There are around 300,000 problem gamblers in Australia. For gambling researchers, one of the biggest questions is why so many people seem unable to control their gambling behaviour, despite the harmful impact on their lives.
A PhD study conducted at the University of Western Sydney has revealed that problem gamblers have a higher and more enduring hope of winning than other people. It is this persistently high hope that clouds their judgement and leads to the impairment of their self control.
Dr Morten Boyer, a PhD graduate from the School of Psychology at UWS, says an inherent characteristic of gambling is that, despite the very small chance of winning, there is still always a chance.
"For problem gamblers, the perpetual, albeit small chance of winning, translates into a high level of hope which makes it seem irrational to stop feeding money into the machine," says Dr Boyer.
In this unique study, Dr Boyer conducted a series of in-depth interviews with regular electronic gaming machine players about their emotional experiences and expectations during a gaming session.
While previous gambling studies have considered problem gamblers to have inflated expectations of winning or illusions of control, the UWS study found that problem gamblers are aware of the extreme odds, as well as the financial implications of losing.
"This may be why the warning labels on poker machines which state the unlikelihood of winning are ineffective as a preventative measure," says Dr Boyer.
"At best, these labels may deter non-problem gamblers who have lower and less pervasive hopes of winning. At worst, they may in fact inadvertently promote hope by reminding gamblers of the ongoing possibility of winning."
Dr Boyer says the study helps to improve our understanding of gambling behaviour.
He says more research is needed to fully understand the experiences of hope during gambling; only then can a truly effective means of managing gambling behaviour be developed.
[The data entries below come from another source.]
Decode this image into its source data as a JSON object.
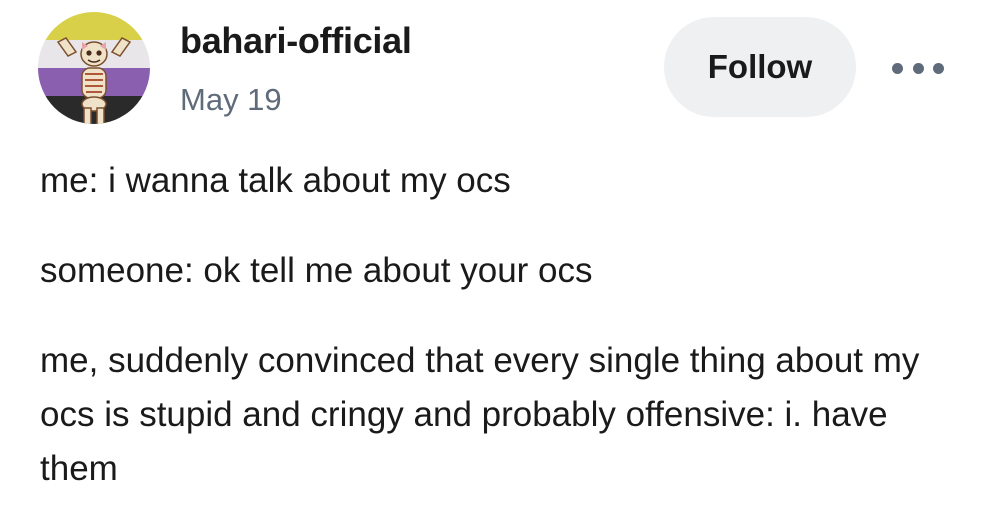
{
  "post": {
    "author": "bahari-official",
    "date": "May 19",
    "follow_label": "Follow",
    "more_icon": "more-horizontal-icon",
    "avatar": "skeleton-avatar",
    "paragraphs": [
      "me: i wanna talk about my ocs",
      "someone: ok tell me about your ocs",
      "me, suddenly convinced that every single thing about my ocs is stupid and cringy and probably offensive: i. have them"
    ]
  },
  "colors": {
    "follow_bg": "#eef0f2",
    "date": "#5f6b7a",
    "text": "#1a1a1a"
  }
}
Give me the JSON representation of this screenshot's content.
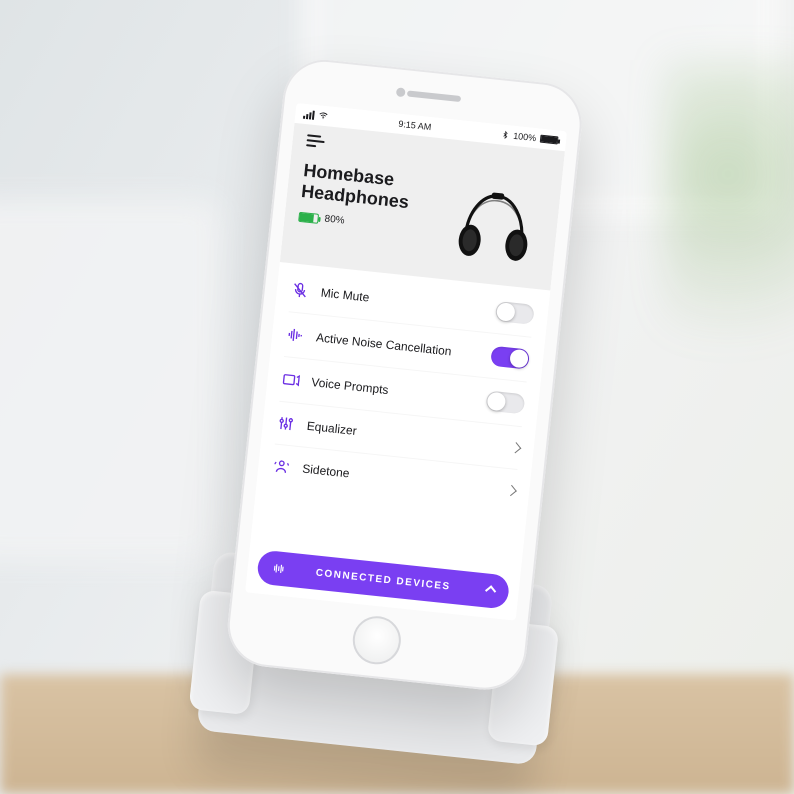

"It is interesting that hope, which is generally regarded as such a helpful construct associated with positive outcomes and success, can be so harmful when it comes to gambling," he says.
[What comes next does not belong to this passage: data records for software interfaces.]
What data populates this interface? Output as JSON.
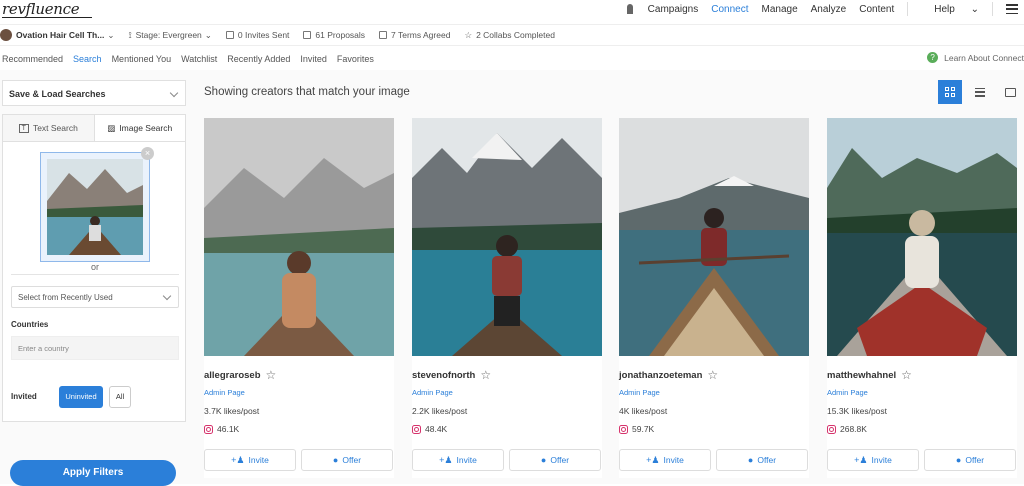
{
  "app": {
    "logo": "revfluence"
  },
  "topnav": {
    "campaigns": "Campaigns",
    "connect": "Connect",
    "manage": "Manage",
    "analyze": "Analyze",
    "content": "Content",
    "help": "Help"
  },
  "campaign": {
    "name": "Ovation Hair Cell Th...",
    "stage": "Stage: Evergreen",
    "invites": "0 Invites Sent",
    "proposals": "61 Proposals",
    "terms": "7 Terms Agreed",
    "collabs": "2 Collabs Completed"
  },
  "tabs": [
    "Recommended",
    "Search",
    "Mentioned You",
    "Watchlist",
    "Recently Added",
    "Invited",
    "Favorites"
  ],
  "learn": "Learn About Connect",
  "sidebar": {
    "save_load": "Save & Load Searches",
    "text_search": "Text Search",
    "image_search": "Image Search",
    "or": "or",
    "recent_placeholder": "Select from Recently Used",
    "countries_label": "Countries",
    "country_placeholder": "Enter a country",
    "invited_label": "Invited",
    "uninvited": "Uninvited",
    "all": "All",
    "apply": "Apply Filters"
  },
  "results_heading": "Showing creators that match your image",
  "creators": [
    {
      "name": "allegraroseb",
      "admin": "Admin Page",
      "likes": "3.7K likes/post",
      "followers": "46.1K"
    },
    {
      "name": "stevenofnorth",
      "admin": "Admin Page",
      "likes": "2.2K likes/post",
      "followers": "48.4K"
    },
    {
      "name": "jonathanzoeteman",
      "admin": "Admin Page",
      "likes": "4K likes/post",
      "followers": "59.7K"
    },
    {
      "name": "matthewhahnel",
      "admin": "Admin Page",
      "likes": "15.3K likes/post",
      "followers": "268.8K"
    }
  ],
  "card_actions": {
    "invite": "Invite",
    "offer": "Offer"
  },
  "colors": {
    "accent": "#2b7fd9",
    "instagram": "#d6336c"
  }
}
"Nevertheless, if problem gamblers are ever to beat the habit, their hope of winning must be reduced significantly."
Source: University of Western Sydney
Explore further: Subconscious learning shapes pain responses